** Provided records **
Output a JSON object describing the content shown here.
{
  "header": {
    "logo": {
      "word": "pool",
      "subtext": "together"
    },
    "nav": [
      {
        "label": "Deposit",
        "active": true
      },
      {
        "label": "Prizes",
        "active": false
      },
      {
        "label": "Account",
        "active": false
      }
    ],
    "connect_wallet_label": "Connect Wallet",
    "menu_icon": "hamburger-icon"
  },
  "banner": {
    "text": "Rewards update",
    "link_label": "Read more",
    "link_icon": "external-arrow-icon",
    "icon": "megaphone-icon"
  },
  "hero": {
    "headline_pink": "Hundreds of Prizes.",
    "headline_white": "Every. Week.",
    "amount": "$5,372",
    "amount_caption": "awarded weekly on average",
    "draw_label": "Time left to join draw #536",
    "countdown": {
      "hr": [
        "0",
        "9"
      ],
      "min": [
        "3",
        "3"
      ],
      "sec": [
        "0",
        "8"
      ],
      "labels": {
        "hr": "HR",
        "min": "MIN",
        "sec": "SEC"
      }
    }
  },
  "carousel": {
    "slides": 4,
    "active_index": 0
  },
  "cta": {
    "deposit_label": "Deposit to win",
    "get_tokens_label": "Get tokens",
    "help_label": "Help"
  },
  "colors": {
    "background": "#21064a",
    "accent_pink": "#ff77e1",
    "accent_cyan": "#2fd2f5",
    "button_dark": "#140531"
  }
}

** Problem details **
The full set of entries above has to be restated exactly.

** Output of the exercise **
Output a JSON object describing the content shown here.
{
  "header": {
    "logo": {
      "word": "pool",
      "subtext": "together"
    },
    "nav": [
      {
        "label": "Deposit",
        "active": true
      },
      {
        "label": "Prizes",
        "active": false
      },
      {
        "label": "Account",
        "active": false
      }
    ],
    "connect_wallet_label": "Connect Wallet",
    "menu_icon": "hamburger-icon"
  },
  "banner": {
    "text": "Rewards update",
    "link_label": "Read more",
    "link_icon": "external-arrow-icon",
    "icon": "megaphone-icon"
  },
  "hero": {
    "headline_pink": "Hundreds of Prizes.",
    "headline_white": "Every. Week.",
    "amount": "$5,372",
    "amount_caption": "awarded weekly on average",
    "draw_label": "Time left to join draw #536",
    "countdown": {
      "hr": [
        "0",
        "9"
      ],
      "min": [
        "3",
        "3"
      ],
      "sec": [
        "0",
        "8"
      ],
      "labels": {
        "hr": "HR",
        "min": "MIN",
        "sec": "SEC"
      }
    }
  },
  "carousel": {
    "slides": 4,
    "active_index": 0
  },
  "cta": {
    "deposit_label": "Deposit to win",
    "get_tokens_label": "Get tokens",
    "help_label": "Help"
  },
  "colors": {
    "background": "#21064a",
    "accent_pink": "#ff77e1",
    "accent_cyan": "#2fd2f5",
    "button_dark": "#140531"
  }
}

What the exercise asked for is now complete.